Task requirements>
Extract all of the entries and set them down verbatim.

Excerpts from an interface dataset>

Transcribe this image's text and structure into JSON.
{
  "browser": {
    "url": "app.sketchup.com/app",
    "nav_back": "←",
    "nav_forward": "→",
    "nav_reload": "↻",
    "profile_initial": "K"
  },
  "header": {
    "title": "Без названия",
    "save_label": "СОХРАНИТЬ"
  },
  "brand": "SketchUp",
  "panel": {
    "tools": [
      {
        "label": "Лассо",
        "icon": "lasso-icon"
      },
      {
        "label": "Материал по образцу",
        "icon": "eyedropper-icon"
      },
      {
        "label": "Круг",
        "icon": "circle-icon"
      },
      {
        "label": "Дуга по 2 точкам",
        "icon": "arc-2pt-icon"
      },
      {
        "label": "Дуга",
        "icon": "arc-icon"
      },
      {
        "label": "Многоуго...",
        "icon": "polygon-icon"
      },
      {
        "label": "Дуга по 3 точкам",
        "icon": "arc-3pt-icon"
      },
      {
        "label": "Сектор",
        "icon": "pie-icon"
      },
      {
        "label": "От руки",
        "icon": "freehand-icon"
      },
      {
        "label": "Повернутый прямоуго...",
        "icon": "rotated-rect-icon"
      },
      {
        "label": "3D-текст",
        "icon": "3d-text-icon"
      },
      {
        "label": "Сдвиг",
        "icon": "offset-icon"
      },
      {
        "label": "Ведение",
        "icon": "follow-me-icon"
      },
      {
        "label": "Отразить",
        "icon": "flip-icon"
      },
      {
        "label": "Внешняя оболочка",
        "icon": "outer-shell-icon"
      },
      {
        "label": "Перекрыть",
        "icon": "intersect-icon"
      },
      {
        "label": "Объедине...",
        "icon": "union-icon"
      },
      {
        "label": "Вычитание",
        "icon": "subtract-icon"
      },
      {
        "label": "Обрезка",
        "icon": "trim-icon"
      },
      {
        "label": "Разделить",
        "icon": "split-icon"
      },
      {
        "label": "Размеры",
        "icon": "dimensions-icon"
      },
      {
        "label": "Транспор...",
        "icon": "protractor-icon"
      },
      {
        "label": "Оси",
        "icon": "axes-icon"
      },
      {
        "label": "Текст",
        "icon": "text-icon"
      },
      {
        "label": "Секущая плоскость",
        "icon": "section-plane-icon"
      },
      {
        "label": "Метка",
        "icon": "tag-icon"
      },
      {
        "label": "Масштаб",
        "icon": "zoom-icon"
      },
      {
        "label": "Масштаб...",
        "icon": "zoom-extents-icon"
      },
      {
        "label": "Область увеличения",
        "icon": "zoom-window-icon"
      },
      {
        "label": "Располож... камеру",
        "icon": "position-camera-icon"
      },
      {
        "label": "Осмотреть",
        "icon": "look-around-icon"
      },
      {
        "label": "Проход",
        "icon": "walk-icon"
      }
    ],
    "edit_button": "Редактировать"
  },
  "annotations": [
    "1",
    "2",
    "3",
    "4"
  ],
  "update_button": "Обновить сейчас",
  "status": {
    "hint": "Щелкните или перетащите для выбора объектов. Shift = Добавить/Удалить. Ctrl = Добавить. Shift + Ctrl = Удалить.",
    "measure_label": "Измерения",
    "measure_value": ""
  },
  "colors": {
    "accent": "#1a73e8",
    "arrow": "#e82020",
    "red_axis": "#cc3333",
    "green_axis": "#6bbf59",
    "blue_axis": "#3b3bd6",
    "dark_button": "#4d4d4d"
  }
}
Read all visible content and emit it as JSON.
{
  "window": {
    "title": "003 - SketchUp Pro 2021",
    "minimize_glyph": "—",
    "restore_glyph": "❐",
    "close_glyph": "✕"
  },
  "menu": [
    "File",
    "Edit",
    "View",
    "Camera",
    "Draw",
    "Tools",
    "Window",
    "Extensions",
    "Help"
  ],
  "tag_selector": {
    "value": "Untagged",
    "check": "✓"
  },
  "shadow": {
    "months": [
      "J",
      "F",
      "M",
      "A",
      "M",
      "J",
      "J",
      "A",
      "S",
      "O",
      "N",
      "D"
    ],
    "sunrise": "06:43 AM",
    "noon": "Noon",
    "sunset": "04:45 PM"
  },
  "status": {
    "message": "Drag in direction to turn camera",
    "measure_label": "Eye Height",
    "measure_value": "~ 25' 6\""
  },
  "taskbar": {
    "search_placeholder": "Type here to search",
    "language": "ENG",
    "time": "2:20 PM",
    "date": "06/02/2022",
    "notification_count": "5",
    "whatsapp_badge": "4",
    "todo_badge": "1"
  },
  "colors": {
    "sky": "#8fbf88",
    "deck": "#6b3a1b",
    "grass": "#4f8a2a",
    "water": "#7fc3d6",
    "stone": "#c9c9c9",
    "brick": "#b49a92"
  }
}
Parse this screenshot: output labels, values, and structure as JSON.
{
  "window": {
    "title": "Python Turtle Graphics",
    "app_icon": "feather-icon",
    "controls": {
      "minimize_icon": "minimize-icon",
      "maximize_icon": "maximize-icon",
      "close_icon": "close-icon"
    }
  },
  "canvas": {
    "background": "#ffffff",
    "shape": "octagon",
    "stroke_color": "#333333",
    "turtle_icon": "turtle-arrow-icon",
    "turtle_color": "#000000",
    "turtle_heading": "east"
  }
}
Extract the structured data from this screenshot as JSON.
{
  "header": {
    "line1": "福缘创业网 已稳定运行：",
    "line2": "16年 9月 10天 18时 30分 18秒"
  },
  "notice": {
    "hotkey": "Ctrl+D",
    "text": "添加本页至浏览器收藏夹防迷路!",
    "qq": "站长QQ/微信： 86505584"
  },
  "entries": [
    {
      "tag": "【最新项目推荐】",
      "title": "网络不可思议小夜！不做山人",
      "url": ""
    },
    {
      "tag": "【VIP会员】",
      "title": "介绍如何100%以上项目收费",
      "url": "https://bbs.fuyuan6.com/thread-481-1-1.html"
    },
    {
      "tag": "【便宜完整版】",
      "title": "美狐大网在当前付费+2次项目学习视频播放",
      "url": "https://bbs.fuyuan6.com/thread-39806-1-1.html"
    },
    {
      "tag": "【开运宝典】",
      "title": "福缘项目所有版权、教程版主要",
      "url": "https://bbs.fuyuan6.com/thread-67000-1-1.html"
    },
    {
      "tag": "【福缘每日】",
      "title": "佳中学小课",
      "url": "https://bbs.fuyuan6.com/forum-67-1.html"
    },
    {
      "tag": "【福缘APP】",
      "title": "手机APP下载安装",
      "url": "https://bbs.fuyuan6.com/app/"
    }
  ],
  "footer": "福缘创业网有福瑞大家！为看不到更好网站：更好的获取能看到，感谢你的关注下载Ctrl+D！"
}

Response area>
Transcribe this image's text and structure into JSON.
{
  "browser": {
    "url": "app.sketchup.com/app",
    "nav_back": "←",
    "nav_forward": "→",
    "nav_reload": "↻",
    "profile_initial": "K"
  },
  "header": {
    "title": "Без названия",
    "save_label": "СОХРАНИТЬ"
  },
  "brand": "SketchUp",
  "panel": {
    "tools": [
      {
        "label": "Лассо",
        "icon": "lasso-icon"
      },
      {
        "label": "Материал по образцу",
        "icon": "eyedropper-icon"
      },
      {
        "label": "Круг",
        "icon": "circle-icon"
      },
      {
        "label": "Дуга по 2 точкам",
        "icon": "arc-2pt-icon"
      },
      {
        "label": "Дуга",
        "icon": "arc-icon"
      },
      {
        "label": "Многоуго...",
        "icon": "polygon-icon"
      },
      {
        "label": "Дуга по 3 точкам",
        "icon": "arc-3pt-icon"
      },
      {
        "label": "Сектор",
        "icon": "pie-icon"
      },
      {
        "label": "От руки",
        "icon": "freehand-icon"
      },
      {
        "label": "Повернутый прямоуго...",
        "icon": "rotated-rect-icon"
      },
      {
        "label": "3D-текст",
        "icon": "3d-text-icon"
      },
      {
        "label": "Сдвиг",
        "icon": "offset-icon"
      },
      {
        "label": "Ведение",
        "icon": "follow-me-icon"
      },
      {
        "label": "Отразить",
        "icon": "flip-icon"
      },
      {
        "label": "Внешняя оболочка",
        "icon": "outer-shell-icon"
      },
      {
        "label": "Перекрыть",
        "icon": "intersect-icon"
      },
      {
        "label": "Объедине...",
        "icon": "union-icon"
      },
      {
        "label": "Вычитание",
        "icon": "subtract-icon"
      },
      {
        "label": "Обрезка",
        "icon": "trim-icon"
      },
      {
        "label": "Разделить",
        "icon": "split-icon"
      },
      {
        "label": "Размеры",
        "icon": "dimensions-icon"
      },
      {
        "label": "Транспор...",
        "icon": "protractor-icon"
      },
      {
        "label": "Оси",
        "icon": "axes-icon"
      },
      {
        "label": "Текст",
        "icon": "text-icon"
      },
      {
        "label": "Секущая плоскость",
        "icon": "section-plane-icon"
      },
      {
        "label": "Метка",
        "icon": "tag-icon"
      },
      {
        "label": "Масштаб",
        "icon": "zoom-icon"
      },
      {
        "label": "Масштаб...",
        "icon": "zoom-extents-icon"
      },
      {
        "label": "Область увеличения",
        "icon": "zoom-window-icon"
      },
      {
        "label": "Располож... камеру",
        "icon": "position-camera-icon"
      },
      {
        "label": "Осмотреть",
        "icon": "look-around-icon"
      },
      {
        "label": "Проход",
        "icon": "walk-icon"
      }
    ],
    "edit_button": "Редактировать"
  },
  "annotations": [
    "1",
    "2",
    "3",
    "4"
  ],
  "update_button": "Обновить сейчас",
  "status": {
    "hint": "Щелкните или перетащите для выбора объектов. Shift = Добавить/Удалить. Ctrl = Добавить. Shift + Ctrl = Удалить.",
    "measure_label": "Измерения",
    "measure_value": ""
  },
  "colors": {
    "accent": "#1a73e8",
    "arrow": "#e82020",
    "red_axis": "#cc3333",
    "green_axis": "#6bbf59",
    "blue_axis": "#3b3bd6",
    "dark_button": "#4d4d4d"
  }
}
Read all visible content and emit it as JSON.
{
  "window": {
    "title": "003 - SketchUp Pro 2021",
    "minimize_glyph": "—",
    "restore_glyph": "❐",
    "close_glyph": "✕"
  },
  "menu": [
    "File",
    "Edit",
    "View",
    "Camera",
    "Draw",
    "Tools",
    "Window",
    "Extensions",
    "Help"
  ],
  "tag_selector": {
    "value": "Untagged",
    "check": "✓"
  },
  "shadow": {
    "months": [
      "J",
      "F",
      "M",
      "A",
      "M",
      "J",
      "J",
      "A",
      "S",
      "O",
      "N",
      "D"
    ],
    "sunrise": "06:43 AM",
    "noon": "Noon",
    "sunset": "04:45 PM"
  },
  "status": {
    "message": "Drag in direction to turn camera",
    "measure_label": "Eye Height",
    "measure_value": "~ 25' 6\""
  },
  "taskbar": {
    "search_placeholder": "Type here to search",
    "language": "ENG",
    "time": "2:20 PM",
    "date": "06/02/2022",
    "notification_count": "5",
    "whatsapp_badge": "4",
    "todo_badge": "1"
  },
  "colors": {
    "sky": "#8fbf88",
    "deck": "#6b3a1b",
    "grass": "#4f8a2a",
    "water": "#7fc3d6",
    "stone": "#c9c9c9",
    "brick": "#b49a92"
  }
}
Parse this screenshot: output labels, values, and structure as JSON.
{
  "window": {
    "title": "Python Turtle Graphics",
    "app_icon": "feather-icon",
    "controls": {
      "minimize_icon": "minimize-icon",
      "maximize_icon": "maximize-icon",
      "close_icon": "close-icon"
    }
  },
  "canvas": {
    "background": "#ffffff",
    "shape": "octagon",
    "stroke_color": "#333333",
    "turtle_icon": "turtle-arrow-icon",
    "turtle_color": "#000000",
    "turtle_heading": "east"
  }
}
Extract the structured data from this screenshot as JSON.
{
  "header": {
    "line1": "福缘创业网 已稳定运行：",
    "line2": "16年 9月 10天 18时 30分 18秒"
  },
  "notice": {
    "hotkey": "Ctrl+D",
    "text": "添加本页至浏览器收藏夹防迷路!",
    "qq": "站长QQ/微信： 86505584"
  },
  "entries": [
    {
      "tag": "【最新项目推荐】",
      "title": "网络不可思议小夜！不做山人",
      "url": ""
    },
    {
      "tag": "【VIP会员】",
      "title": "介绍如何100%以上项目收费",
      "url": "https://bbs.fuyuan6.com/thread-481-1-1.html"
    },
    {
      "tag": "【便宜完整版】",
      "title": "美狐大网在当前付费+2次项目学习视频播放",
      "url": "https://bbs.fuyuan6.com/thread-39806-1-1.html"
    },
    {
      "tag": "【开运宝典】",
      "title": "福缘项目所有版权、教程版主要",
      "url": "https://bbs.fuyuan6.com/thread-67000-1-1.html"
    },
    {
      "tag": "【福缘每日】",
      "title": "佳中学小课",
      "url": "https://bbs.fuyuan6.com/forum-67-1.html"
    },
    {
      "tag": "【福缘APP】",
      "title": "手机APP下载安装",
      "url": "https://bbs.fuyuan6.com/app/"
    }
  ],
  "footer": "福缘创业网有福瑞大家！为看不到更好网站：更好的获取能看到，感谢你的关注下载Ctrl+D！"
}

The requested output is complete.